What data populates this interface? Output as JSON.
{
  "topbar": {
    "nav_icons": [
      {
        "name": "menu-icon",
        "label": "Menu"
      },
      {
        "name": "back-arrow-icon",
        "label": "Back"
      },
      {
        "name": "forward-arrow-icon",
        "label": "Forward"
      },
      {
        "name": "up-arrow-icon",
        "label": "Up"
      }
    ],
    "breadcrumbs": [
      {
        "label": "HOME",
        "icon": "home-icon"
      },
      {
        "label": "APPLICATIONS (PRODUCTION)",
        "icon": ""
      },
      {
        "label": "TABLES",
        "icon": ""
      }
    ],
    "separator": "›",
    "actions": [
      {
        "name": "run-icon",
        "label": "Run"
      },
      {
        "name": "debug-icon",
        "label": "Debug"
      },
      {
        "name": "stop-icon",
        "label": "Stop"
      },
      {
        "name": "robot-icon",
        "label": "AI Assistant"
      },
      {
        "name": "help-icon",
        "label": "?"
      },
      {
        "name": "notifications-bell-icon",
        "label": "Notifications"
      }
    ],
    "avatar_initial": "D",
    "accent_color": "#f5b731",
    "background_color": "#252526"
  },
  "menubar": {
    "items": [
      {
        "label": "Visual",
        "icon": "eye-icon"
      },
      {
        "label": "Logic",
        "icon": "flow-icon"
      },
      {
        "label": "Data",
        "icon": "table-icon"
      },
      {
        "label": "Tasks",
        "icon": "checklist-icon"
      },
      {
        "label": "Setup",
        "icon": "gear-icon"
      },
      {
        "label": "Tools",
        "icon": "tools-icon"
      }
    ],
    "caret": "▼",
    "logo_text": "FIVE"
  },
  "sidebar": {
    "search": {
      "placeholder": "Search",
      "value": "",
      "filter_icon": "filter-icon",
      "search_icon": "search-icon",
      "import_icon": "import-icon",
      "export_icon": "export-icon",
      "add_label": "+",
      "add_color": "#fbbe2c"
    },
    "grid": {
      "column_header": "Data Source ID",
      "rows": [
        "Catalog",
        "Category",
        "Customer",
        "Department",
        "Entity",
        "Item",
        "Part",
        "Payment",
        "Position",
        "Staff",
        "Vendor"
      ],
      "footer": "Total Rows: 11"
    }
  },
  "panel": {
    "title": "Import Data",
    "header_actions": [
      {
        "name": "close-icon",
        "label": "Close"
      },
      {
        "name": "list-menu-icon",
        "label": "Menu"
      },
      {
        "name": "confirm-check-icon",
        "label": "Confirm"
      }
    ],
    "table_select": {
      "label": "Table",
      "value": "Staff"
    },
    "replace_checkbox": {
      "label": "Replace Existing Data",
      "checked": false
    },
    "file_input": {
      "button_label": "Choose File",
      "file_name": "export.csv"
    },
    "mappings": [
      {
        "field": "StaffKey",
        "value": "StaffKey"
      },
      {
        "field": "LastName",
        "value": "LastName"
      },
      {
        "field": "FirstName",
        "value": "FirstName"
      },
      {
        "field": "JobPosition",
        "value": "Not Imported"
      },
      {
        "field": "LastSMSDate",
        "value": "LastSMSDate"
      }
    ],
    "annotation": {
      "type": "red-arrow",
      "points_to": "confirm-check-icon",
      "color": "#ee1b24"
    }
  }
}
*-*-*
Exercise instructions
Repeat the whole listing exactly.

Finished task
What data populates this interface? Output as JSON.
{
  "topbar": {
    "nav_icons": [
      {
        "name": "menu-icon",
        "label": "Menu"
      },
      {
        "name": "back-arrow-icon",
        "label": "Back"
      },
      {
        "name": "forward-arrow-icon",
        "label": "Forward"
      },
      {
        "name": "up-arrow-icon",
        "label": "Up"
      }
    ],
    "breadcrumbs": [
      {
        "label": "HOME",
        "icon": "home-icon"
      },
      {
        "label": "APPLICATIONS (PRODUCTION)",
        "icon": ""
      },
      {
        "label": "TABLES",
        "icon": ""
      }
    ],
    "separator": "›",
    "actions": [
      {
        "name": "run-icon",
        "label": "Run"
      },
      {
        "name": "debug-icon",
        "label": "Debug"
      },
      {
        "name": "stop-icon",
        "label": "Stop"
      },
      {
        "name": "robot-icon",
        "label": "AI Assistant"
      },
      {
        "name": "help-icon",
        "label": "?"
      },
      {
        "name": "notifications-bell-icon",
        "label": "Notifications"
      }
    ],
    "avatar_initial": "D",
    "accent_color": "#f5b731",
    "background_color": "#252526"
  },
  "menubar": {
    "items": [
      {
        "label": "Visual",
        "icon": "eye-icon"
      },
      {
        "label": "Logic",
        "icon": "flow-icon"
      },
      {
        "label": "Data",
        "icon": "table-icon"
      },
      {
        "label": "Tasks",
        "icon": "checklist-icon"
      },
      {
        "label": "Setup",
        "icon": "gear-icon"
      },
      {
        "label": "Tools",
        "icon": "tools-icon"
      }
    ],
    "caret": "▼",
    "logo_text": "FIVE"
  },
  "sidebar": {
    "search": {
      "placeholder": "Search",
      "value": "",
      "filter_icon": "filter-icon",
      "search_icon": "search-icon",
      "import_icon": "import-icon",
      "export_icon": "export-icon",
      "add_label": "+",
      "add_color": "#fbbe2c"
    },
    "grid": {
      "column_header": "Data Source ID",
      "rows": [
        "Catalog",
        "Category",
        "Customer",
        "Department",
        "Entity",
        "Item",
        "Part",
        "Payment",
        "Position",
        "Staff",
        "Vendor"
      ],
      "footer": "Total Rows: 11"
    }
  },
  "panel": {
    "title": "Import Data",
    "header_actions": [
      {
        "name": "close-icon",
        "label": "Close"
      },
      {
        "name": "list-menu-icon",
        "label": "Menu"
      },
      {
        "name": "confirm-check-icon",
        "label": "Confirm"
      }
    ],
    "table_select": {
      "label": "Table",
      "value": "Staff"
    },
    "replace_checkbox": {
      "label": "Replace Existing Data",
      "checked": false
    },
    "file_input": {
      "button_label": "Choose File",
      "file_name": "export.csv"
    },
    "mappings": [
      {
        "field": "StaffKey",
        "value": "StaffKey"
      },
      {
        "field": "LastName",
        "value": "LastName"
      },
      {
        "field": "FirstName",
        "value": "FirstName"
      },
      {
        "field": "JobPosition",
        "value": "Not Imported"
      },
      {
        "field": "LastSMSDate",
        "value": "LastSMSDate"
      }
    ],
    "annotation": {
      "type": "red-arrow",
      "points_to": "confirm-check-icon",
      "color": "#ee1b24"
    }
  }
}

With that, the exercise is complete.